Bhutan and Nepal say they have reached agreement over the fate of over 100,000 refugees who have been camped in eastern Nepal since the late 1980s.
About 100,000 refugees from Bhutan live in camps in Nepal
Roughly 9,000 refugees from one of seven UN camps will now be allowed to return to Bhutan.
Officials hope the landmark deal will allow for more refugees to be sent back to Bhutan or formally settled in Nepal.
Bhutan's government had earlier rejected the refugees' claim that they were legitimate Bhutanese citizens.
Nepalese diplomat Bhekh Bahadur Thapa said the repatriation of the first batch of refugees, from Khudunabari camp, would begin in four months' time.
"This is the beginning to the end of the refugee crisis," he said, the Associated Press news agency reports.
He was speaking after talks in the Bhutanese capital, Thimpu, which follow controversial efforts by the two countries to establish the refugees' ethnicity.
Bhutanese Foreign Minister Khandu Wangchuk told the BBC that roughly 70% of the refugees at one of the camps, which has a population of 12,000, will be allowed to return to Bhutan within the next four months.
Those refugees who wanted to stay in Nepal would be granted Nepalese citizenship, according to Mr Wangchuk.

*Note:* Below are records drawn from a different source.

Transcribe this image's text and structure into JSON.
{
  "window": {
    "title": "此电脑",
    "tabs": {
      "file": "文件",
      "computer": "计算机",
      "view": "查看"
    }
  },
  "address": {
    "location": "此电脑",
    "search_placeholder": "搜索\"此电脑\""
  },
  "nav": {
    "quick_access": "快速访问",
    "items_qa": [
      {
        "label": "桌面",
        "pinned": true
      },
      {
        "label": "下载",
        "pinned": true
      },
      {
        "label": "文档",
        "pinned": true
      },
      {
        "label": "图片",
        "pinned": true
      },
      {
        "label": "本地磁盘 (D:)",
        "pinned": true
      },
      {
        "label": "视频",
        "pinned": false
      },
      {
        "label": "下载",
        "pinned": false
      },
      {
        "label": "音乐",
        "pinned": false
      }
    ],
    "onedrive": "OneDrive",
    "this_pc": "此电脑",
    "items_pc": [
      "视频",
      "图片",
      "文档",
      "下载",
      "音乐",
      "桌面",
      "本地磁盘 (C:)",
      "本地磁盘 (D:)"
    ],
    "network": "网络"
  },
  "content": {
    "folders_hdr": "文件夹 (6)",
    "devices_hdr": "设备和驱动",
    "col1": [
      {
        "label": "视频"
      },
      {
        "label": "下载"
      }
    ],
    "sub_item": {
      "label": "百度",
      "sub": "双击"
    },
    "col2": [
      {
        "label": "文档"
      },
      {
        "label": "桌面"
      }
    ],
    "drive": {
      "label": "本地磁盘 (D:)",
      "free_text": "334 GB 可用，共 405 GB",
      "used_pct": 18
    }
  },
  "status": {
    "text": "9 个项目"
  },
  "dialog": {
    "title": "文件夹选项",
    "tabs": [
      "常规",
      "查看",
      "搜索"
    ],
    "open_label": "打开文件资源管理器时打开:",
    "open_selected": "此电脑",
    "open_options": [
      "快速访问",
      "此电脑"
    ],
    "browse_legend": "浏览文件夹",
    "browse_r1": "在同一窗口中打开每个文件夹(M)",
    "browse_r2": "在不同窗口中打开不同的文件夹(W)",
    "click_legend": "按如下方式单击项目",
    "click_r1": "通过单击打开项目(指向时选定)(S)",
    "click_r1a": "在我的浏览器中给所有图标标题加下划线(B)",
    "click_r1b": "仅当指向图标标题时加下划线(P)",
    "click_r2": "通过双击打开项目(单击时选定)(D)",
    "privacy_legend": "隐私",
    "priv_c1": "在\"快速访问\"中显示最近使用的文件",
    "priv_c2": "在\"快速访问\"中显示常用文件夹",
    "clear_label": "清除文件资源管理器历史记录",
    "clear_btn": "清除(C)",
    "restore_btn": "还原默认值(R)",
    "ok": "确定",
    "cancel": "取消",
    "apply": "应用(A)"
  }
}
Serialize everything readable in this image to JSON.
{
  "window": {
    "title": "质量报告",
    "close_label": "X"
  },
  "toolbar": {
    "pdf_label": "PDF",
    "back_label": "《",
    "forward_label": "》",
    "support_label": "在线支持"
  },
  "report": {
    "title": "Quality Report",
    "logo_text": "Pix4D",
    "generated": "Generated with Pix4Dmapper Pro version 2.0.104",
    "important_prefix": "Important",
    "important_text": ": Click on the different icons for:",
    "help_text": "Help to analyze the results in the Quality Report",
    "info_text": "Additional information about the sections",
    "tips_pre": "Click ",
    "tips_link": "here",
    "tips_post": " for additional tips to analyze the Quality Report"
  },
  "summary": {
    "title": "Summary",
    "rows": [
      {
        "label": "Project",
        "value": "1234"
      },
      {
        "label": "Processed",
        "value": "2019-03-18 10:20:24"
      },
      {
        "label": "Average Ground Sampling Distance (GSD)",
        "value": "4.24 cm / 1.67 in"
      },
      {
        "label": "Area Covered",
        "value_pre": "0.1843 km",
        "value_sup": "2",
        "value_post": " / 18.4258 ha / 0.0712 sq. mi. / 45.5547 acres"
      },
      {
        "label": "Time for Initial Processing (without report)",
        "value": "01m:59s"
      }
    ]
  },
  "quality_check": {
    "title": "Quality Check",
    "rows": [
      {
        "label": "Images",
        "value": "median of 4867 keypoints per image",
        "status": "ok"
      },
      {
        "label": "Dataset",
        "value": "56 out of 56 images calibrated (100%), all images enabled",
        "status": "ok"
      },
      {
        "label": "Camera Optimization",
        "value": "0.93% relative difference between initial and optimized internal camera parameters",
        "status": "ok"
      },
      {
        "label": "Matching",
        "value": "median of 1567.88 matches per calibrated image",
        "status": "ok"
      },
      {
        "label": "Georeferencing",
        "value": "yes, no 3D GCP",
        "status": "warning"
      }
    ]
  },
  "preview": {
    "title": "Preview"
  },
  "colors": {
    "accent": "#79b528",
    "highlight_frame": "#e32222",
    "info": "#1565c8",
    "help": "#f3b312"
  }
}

The refugees claim they were forced out of Bhutan over a decade ago when the government, dominated by the majority Drukpa ethnic group, accused the Lothsampa minority of being illegal immigrants.